Force Ma What?
By now your business is likely feeling the effect of COVID-19. The pandemic is disrupting businesses globally with a disabling impact on small businesses. Many small business owners are scrambling to stay afloat and find relief. I direct you to your business contract(s). It may be time to enforce your contractual rights.
Every business, no matter its size, should operate with a customized contract designed to protect its interest. The contract should include options to terminate the contract among other remedies. If your business has existing purchase orders, scheduled deliveries, a cleaning contract, etc. and your business is closed or unable to operate at normal capacity review your contract(s). Review your contract to determine your right to amend the contract, right of termination, and look deep into all the legal jargon for a force majeure clause.
A force ma what? A force majeure clause. A force majeure clause is a contract provision that relieves the parties from performing their contractual obligations when certain circumstances beyond their control arise, making performance inadvisable, commercially impracticable, illegal, or impossible. A force majeure clause, as law students learn it, is applicable when there is "an act of God" and can be enforced upon the occurrence of an unexpected event such as hurricanes, floods, earthquakes, war, terrorism, civil disorder, labor strikes or disruptions, fire, disease or medical epidemics or outbreaks.
What is the benefit? If your contract has a force majeure clause you may be able to exercise your contractual right of nonperformance due to COVID-19. Depending on the specific clause in your contract, you may be able to cancel the entire contract without penalty. Force majeure clauses come in all shapes and sizes. The clause can carve out specific occurrences such as a hurricane or labor strikes, etc. It is important to review your specific contract to determine what options are available.

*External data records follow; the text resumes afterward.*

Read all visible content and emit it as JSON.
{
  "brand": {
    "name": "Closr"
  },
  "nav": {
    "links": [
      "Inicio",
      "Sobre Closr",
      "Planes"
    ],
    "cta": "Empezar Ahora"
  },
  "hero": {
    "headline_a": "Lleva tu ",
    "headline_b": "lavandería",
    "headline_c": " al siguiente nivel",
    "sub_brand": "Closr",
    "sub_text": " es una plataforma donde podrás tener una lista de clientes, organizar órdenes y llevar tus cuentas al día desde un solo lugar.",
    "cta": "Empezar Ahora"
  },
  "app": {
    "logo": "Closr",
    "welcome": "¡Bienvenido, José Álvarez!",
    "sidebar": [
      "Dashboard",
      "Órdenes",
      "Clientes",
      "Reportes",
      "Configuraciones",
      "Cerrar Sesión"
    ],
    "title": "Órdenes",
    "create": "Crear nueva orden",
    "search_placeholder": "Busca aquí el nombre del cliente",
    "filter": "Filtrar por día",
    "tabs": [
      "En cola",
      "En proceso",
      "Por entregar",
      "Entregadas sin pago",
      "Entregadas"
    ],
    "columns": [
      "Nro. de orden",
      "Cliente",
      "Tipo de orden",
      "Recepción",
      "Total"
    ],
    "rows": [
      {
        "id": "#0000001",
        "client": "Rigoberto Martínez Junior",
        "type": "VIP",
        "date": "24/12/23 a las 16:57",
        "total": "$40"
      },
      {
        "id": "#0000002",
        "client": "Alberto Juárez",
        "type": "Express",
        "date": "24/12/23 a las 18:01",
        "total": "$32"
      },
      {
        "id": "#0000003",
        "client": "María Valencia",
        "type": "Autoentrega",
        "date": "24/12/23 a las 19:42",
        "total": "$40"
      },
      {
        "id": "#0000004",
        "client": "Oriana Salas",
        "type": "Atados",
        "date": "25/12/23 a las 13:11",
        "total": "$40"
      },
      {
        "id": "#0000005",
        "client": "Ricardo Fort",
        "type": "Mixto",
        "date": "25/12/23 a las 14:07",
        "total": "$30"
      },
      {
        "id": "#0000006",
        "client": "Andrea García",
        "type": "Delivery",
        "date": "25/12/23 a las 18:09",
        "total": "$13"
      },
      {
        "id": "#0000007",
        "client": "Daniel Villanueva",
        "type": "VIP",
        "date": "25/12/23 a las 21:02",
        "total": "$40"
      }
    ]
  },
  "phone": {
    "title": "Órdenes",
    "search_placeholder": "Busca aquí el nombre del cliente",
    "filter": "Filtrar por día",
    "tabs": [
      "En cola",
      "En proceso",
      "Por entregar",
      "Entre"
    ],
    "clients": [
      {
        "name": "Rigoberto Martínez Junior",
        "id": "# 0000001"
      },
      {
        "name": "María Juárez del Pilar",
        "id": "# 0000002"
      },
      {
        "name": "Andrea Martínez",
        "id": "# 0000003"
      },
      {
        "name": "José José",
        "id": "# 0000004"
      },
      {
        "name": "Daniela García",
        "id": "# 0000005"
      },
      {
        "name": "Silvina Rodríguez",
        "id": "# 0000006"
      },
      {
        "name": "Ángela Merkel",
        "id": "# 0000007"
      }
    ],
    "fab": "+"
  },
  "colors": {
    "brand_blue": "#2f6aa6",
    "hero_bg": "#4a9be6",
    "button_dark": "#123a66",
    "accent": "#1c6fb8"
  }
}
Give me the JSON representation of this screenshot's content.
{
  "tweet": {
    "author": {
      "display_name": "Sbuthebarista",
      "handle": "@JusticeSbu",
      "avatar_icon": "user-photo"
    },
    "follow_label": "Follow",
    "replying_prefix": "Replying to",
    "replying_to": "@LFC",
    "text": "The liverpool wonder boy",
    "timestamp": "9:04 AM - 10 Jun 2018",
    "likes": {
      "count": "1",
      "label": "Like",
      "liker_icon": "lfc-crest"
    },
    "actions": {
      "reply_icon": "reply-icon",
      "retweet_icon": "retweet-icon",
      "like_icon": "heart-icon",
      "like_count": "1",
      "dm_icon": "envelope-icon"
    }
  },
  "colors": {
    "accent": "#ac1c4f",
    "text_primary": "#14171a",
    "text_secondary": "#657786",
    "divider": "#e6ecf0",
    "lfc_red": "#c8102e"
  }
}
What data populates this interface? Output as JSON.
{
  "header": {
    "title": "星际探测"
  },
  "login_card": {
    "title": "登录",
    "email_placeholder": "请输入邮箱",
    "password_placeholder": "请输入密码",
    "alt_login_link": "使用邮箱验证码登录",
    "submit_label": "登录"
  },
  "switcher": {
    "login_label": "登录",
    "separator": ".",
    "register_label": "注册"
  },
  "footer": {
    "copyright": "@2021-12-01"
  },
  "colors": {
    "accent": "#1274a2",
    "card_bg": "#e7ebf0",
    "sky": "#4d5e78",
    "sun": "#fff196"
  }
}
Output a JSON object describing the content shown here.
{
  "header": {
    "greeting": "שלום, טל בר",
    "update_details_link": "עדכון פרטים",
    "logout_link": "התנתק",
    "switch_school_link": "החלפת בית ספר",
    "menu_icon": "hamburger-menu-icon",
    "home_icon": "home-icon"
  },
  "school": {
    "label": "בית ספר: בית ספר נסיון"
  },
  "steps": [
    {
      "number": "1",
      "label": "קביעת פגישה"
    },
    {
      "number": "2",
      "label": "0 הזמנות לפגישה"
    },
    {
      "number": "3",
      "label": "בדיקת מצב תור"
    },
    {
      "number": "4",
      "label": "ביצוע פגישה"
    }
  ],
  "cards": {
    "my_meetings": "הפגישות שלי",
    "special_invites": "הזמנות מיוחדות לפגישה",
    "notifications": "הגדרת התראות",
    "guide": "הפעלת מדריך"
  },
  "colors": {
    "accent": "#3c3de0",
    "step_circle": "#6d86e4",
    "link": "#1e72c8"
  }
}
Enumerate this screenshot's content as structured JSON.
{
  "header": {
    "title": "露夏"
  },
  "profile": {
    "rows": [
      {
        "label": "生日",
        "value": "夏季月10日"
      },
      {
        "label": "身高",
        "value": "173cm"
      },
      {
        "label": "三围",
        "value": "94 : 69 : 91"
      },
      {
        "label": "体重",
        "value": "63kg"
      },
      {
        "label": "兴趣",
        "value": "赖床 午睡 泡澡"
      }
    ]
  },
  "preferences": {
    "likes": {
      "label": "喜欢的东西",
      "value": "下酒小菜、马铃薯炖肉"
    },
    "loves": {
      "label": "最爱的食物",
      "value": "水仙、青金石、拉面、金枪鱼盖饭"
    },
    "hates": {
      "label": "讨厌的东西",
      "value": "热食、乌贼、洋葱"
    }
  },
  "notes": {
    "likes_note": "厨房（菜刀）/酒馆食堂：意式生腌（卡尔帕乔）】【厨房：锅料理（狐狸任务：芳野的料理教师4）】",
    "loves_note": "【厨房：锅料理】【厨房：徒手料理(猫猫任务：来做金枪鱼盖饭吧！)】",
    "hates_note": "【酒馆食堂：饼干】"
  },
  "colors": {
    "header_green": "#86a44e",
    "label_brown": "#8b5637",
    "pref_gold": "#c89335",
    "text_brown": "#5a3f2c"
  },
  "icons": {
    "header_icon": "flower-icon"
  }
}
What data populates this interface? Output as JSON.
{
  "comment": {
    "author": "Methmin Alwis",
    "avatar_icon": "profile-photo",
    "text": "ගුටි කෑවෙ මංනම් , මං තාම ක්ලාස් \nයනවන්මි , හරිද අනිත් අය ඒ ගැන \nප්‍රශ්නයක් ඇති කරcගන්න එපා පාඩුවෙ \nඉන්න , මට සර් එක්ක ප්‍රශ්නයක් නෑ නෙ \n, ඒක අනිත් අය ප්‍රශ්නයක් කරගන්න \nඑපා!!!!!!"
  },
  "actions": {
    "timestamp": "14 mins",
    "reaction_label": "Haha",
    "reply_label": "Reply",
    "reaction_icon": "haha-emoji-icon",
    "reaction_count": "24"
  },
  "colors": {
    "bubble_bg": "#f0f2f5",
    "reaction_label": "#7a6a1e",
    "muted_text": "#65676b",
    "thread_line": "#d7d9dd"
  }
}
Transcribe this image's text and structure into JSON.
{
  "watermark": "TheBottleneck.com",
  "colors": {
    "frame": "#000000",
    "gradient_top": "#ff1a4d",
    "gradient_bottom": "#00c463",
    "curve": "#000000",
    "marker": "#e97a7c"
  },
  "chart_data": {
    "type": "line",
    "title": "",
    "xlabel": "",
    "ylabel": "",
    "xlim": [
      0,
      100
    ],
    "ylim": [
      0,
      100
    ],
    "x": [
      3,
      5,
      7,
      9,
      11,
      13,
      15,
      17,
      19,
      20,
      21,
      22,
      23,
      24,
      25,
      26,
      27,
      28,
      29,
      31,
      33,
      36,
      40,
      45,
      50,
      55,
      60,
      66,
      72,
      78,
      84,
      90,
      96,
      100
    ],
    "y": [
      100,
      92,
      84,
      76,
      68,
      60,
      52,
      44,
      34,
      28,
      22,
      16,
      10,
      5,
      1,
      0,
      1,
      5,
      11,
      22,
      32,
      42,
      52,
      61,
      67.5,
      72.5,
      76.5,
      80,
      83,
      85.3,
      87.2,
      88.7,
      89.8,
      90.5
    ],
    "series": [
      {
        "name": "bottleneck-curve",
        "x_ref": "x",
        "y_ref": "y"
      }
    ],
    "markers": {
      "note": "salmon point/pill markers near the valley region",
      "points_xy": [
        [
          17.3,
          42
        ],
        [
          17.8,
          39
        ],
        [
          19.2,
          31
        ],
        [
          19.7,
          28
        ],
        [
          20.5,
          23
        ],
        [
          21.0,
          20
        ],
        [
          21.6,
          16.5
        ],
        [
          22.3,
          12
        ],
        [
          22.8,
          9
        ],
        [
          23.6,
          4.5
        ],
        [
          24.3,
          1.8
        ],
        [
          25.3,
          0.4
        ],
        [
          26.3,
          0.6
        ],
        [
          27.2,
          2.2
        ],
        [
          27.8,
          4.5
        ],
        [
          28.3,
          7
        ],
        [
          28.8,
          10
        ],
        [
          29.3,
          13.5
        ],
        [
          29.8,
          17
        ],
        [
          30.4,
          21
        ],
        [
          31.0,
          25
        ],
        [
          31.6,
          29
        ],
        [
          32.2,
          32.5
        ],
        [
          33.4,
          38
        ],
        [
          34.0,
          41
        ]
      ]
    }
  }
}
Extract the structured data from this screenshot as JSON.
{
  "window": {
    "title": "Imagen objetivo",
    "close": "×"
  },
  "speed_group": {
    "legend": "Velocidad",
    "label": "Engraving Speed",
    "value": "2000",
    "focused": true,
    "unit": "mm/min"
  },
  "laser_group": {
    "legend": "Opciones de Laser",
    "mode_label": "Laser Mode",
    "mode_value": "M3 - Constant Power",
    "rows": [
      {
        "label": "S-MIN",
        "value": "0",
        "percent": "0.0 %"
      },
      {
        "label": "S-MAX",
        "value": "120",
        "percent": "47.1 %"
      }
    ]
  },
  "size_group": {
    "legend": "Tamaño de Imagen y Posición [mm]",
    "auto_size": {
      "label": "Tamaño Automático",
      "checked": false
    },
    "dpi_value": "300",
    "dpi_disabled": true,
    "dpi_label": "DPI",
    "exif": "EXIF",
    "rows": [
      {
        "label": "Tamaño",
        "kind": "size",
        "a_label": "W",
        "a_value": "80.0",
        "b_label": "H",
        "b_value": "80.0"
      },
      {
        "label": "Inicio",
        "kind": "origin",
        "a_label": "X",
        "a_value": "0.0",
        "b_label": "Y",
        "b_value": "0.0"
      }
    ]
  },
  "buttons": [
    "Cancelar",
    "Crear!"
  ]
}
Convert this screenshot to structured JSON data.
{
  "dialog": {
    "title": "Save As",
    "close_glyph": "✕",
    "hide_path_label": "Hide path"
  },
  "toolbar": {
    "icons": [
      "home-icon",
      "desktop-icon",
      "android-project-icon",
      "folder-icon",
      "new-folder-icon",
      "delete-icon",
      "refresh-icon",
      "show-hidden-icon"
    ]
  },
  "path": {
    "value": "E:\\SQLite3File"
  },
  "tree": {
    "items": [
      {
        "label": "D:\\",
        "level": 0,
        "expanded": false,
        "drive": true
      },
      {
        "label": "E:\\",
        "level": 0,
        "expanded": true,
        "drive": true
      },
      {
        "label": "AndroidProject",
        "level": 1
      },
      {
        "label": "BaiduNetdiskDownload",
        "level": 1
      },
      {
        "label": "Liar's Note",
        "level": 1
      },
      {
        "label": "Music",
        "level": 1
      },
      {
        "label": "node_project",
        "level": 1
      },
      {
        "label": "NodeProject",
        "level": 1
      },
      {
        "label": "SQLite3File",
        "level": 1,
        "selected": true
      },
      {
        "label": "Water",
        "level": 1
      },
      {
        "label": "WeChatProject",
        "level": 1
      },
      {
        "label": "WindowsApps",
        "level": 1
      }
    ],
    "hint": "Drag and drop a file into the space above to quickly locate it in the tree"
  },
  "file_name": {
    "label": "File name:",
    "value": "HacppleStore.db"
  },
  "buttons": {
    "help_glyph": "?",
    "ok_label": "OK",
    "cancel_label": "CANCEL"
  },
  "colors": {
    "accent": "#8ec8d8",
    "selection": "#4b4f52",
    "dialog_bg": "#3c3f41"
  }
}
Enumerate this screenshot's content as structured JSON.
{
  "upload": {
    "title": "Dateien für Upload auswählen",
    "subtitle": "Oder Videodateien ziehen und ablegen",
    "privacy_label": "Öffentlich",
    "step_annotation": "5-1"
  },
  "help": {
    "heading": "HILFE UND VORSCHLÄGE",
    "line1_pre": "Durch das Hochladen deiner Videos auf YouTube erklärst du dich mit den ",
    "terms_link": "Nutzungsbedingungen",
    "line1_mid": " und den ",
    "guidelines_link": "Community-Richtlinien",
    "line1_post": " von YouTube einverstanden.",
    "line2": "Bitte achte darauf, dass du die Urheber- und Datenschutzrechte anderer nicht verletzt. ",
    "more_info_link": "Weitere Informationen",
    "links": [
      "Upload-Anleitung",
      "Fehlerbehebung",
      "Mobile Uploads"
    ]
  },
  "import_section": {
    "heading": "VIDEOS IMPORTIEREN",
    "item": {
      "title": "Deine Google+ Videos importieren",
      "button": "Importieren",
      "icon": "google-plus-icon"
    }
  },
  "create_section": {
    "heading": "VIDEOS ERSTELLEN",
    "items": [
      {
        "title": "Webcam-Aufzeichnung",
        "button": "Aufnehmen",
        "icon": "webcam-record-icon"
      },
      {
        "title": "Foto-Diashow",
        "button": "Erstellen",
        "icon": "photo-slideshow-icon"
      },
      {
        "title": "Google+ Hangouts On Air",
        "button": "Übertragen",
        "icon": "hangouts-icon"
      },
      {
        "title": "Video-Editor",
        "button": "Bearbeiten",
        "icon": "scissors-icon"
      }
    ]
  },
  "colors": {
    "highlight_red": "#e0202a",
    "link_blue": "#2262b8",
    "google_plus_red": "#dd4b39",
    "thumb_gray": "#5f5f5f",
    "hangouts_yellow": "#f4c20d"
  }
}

Where to find it? Force majeure clauses are usually found in the "boilerplate" section of a contract. Meaning, the last section that usually includes other clauses such as "Choice of Law," "Severability," and "Entire Agreement."
What if your contract does not have a force majeure clause? Your contract likely has a force majeure clause. It is one of those clauses that are usually always thrown in. You know, just in case. If your contract does not have a force majeure clause there are some common law doctrines that may be of assistance. Including "impracticability" and "frustration of purpose."
The key is to review your contract and see what contractual rights are available to you.